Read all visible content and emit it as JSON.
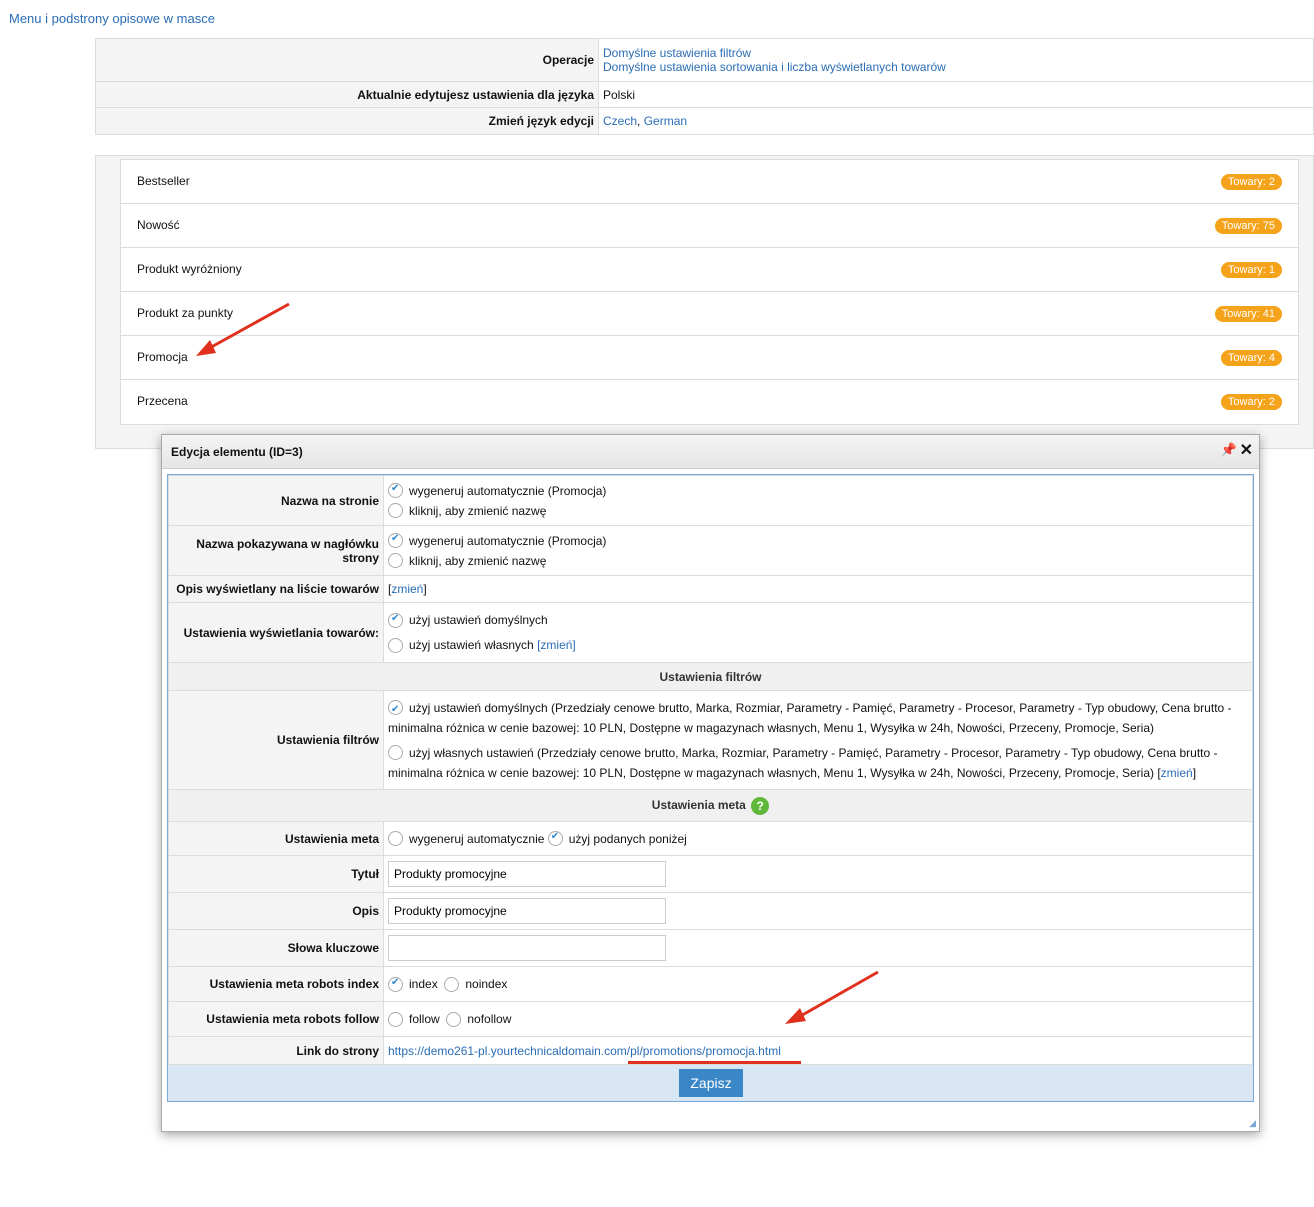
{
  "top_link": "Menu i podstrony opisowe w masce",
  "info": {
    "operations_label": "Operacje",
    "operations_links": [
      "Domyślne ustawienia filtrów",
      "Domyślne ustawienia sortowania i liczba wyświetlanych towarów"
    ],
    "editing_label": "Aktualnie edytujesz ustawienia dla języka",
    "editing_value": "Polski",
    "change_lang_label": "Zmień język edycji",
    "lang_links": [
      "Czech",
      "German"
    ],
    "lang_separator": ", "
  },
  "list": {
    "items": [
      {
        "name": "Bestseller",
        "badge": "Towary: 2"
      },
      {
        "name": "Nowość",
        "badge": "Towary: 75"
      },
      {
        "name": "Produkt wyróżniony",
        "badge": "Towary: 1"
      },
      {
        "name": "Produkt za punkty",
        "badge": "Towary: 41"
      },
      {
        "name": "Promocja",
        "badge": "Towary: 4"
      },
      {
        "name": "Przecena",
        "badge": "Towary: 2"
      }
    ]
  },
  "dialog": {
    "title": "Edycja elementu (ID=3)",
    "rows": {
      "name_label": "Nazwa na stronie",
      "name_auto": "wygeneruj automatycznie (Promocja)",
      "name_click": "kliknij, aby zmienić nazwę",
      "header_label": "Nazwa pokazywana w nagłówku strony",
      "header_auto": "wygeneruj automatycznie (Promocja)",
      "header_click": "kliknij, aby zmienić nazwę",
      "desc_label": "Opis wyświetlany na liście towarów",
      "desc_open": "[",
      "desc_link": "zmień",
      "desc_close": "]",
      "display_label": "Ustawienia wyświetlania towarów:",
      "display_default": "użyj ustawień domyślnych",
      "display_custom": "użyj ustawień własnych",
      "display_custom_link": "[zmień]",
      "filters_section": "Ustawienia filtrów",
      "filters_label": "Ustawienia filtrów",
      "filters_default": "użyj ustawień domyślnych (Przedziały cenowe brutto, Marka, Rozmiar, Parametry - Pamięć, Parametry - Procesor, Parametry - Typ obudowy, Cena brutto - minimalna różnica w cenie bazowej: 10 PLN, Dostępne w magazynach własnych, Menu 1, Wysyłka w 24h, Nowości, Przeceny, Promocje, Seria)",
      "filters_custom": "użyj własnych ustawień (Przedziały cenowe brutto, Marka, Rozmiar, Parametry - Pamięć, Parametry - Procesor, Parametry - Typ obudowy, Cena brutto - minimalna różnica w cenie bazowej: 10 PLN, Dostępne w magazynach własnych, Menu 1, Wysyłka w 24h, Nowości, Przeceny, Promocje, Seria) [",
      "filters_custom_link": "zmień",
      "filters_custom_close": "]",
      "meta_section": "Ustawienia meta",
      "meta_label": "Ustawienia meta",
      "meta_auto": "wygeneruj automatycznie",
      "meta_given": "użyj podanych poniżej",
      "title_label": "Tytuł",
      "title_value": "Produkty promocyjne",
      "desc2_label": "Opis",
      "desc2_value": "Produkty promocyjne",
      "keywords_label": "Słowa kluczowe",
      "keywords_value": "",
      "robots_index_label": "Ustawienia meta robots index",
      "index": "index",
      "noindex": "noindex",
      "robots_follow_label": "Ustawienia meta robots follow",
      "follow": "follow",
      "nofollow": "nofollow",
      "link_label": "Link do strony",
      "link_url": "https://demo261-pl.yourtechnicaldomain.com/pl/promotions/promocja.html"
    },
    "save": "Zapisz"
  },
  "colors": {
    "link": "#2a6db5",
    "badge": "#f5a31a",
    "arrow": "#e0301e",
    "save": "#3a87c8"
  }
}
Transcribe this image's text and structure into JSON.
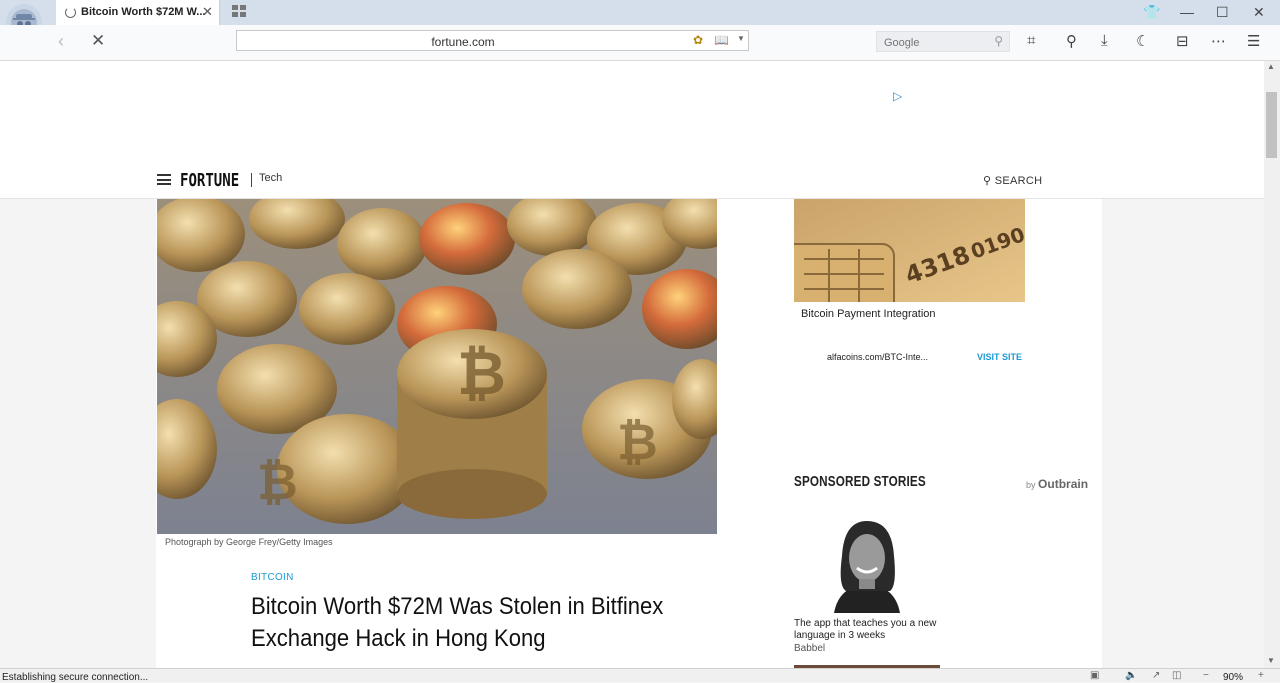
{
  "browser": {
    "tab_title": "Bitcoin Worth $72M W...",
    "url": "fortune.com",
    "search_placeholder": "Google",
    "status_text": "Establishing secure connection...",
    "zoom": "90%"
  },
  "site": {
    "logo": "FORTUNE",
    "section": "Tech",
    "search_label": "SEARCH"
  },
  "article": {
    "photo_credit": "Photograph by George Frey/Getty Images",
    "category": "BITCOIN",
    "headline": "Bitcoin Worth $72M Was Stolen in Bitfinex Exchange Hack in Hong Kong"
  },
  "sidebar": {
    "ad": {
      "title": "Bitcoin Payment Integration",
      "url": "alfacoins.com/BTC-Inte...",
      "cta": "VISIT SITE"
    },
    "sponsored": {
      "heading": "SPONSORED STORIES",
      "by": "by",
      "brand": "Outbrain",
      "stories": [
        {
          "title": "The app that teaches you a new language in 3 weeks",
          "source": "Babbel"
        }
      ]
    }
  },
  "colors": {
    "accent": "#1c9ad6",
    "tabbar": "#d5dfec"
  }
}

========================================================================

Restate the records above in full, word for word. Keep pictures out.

Read all visible content and emit it as JSON.
{
  "top_link": "Menu i podstrony opisowe w masce",
  "info": {
    "operations_label": "Operacje",
    "operations_links": [
      "Domyślne ustawienia filtrów",
      "Domyślne ustawienia sortowania i liczba wyświetlanych towarów"
    ],
    "editing_label": "Aktualnie edytujesz ustawienia dla języka",
    "editing_value": "Polski",
    "change_lang_label": "Zmień język edycji",
    "lang_links": [
      "Czech",
      "German"
    ],
    "lang_separator": ", "
  },
  "list": {
    "items": [
      {
        "name": "Bestseller",
        "badge": "Towary: 2"
      },
      {
        "name": "Nowość",
        "badge": "Towary: 75"
      },
      {
        "name": "Produkt wyróżniony",
        "badge": "Towary: 1"
      },
      {
        "name": "Produkt za punkty",
        "badge": "Towary: 41"
      },
      {
        "name": "Promocja",
        "badge": "Towary: 4"
      },
      {
        "name": "Przecena",
        "badge": "Towary: 2"
      }
    ]
  },
  "dialog": {
    "title": "Edycja elementu (ID=3)",
    "rows": {
      "name_label": "Nazwa na stronie",
      "name_auto": "wygeneruj automatycznie (Promocja)",
      "name_click": "kliknij, aby zmienić nazwę",
      "header_label": "Nazwa pokazywana w nagłówku strony",
      "header_auto": "wygeneruj automatycznie (Promocja)",
      "header_click": "kliknij, aby zmienić nazwę",
      "desc_label": "Opis wyświetlany na liście towarów",
      "desc_open": "[",
      "desc_link": "zmień",
      "desc_close": "]",
      "display_label": "Ustawienia wyświetlania towarów:",
      "display_default": "użyj ustawień domyślnych",
      "display_custom": "użyj ustawień własnych",
      "display_custom_link": "[zmień]",
      "filters_section": "Ustawienia filtrów",
      "filters_label": "Ustawienia filtrów",
      "filters_default": "użyj ustawień domyślnych (Przedziały cenowe brutto, Marka, Rozmiar, Parametry - Pamięć, Parametry - Procesor, Parametry - Typ obudowy, Cena brutto - minimalna różnica w cenie bazowej: 10 PLN, Dostępne w magazynach własnych, Menu 1, Wysyłka w 24h, Nowości, Przeceny, Promocje, Seria)",
      "filters_custom": "użyj własnych ustawień (Przedziały cenowe brutto, Marka, Rozmiar, Parametry - Pamięć, Parametry - Procesor, Parametry - Typ obudowy, Cena brutto - minimalna różnica w cenie bazowej: 10 PLN, Dostępne w magazynach własnych, Menu 1, Wysyłka w 24h, Nowości, Przeceny, Promocje, Seria) [",
      "filters_custom_link": "zmień",
      "filters_custom_close": "]",
      "meta_section": "Ustawienia meta",
      "meta_label": "Ustawienia meta",
      "meta_auto": "wygeneruj automatycznie",
      "meta_given": "użyj podanych poniżej",
      "title_label": "Tytuł",
      "title_value": "Produkty promocyjne",
      "desc2_label": "Opis",
      "desc2_value": "Produkty promocyjne",
      "keywords_label": "Słowa kluczowe",
      "keywords_value": "",
      "robots_index_label": "Ustawienia meta robots index",
      "index": "index",
      "noindex": "noindex",
      "robots_follow_label": "Ustawienia meta robots follow",
      "follow": "follow",
      "nofollow": "nofollow",
      "link_label": "Link do strony",
      "link_url": "https://demo261-pl.yourtechnicaldomain.com/pl/promotions/promocja.html"
    },
    "save": "Zapisz"
  },
  "colors": {
    "link": "#2a6db5",
    "badge": "#f5a31a",
    "arrow": "#e0301e",
    "save": "#3a87c8"
  }
}
Transcribe this image's text and structure into JSON.
{
  "browser": {
    "tab_title": "Bitcoin Worth $72M W...",
    "url": "fortune.com",
    "search_placeholder": "Google",
    "status_text": "Establishing secure connection...",
    "zoom": "90%"
  },
  "site": {
    "logo": "FORTUNE",
    "section": "Tech",
    "search_label": "SEARCH"
  },
  "article": {
    "photo_credit": "Photograph by George Frey/Getty Images",
    "category": "BITCOIN",
    "headline": "Bitcoin Worth $72M Was Stolen in Bitfinex Exchange Hack in Hong Kong"
  },
  "sidebar": {
    "ad": {
      "title": "Bitcoin Payment Integration",
      "url": "alfacoins.com/BTC-Inte...",
      "cta": "VISIT SITE"
    },
    "sponsored": {
      "heading": "SPONSORED STORIES",
      "by": "by",
      "brand": "Outbrain",
      "stories": [
        {
          "title": "The app that teaches you a new language in 3 weeks",
          "source": "Babbel"
        }
      ]
    }
  },
  "colors": {
    "accent": "#1c9ad6",
    "tabbar": "#d5dfec"
  }
}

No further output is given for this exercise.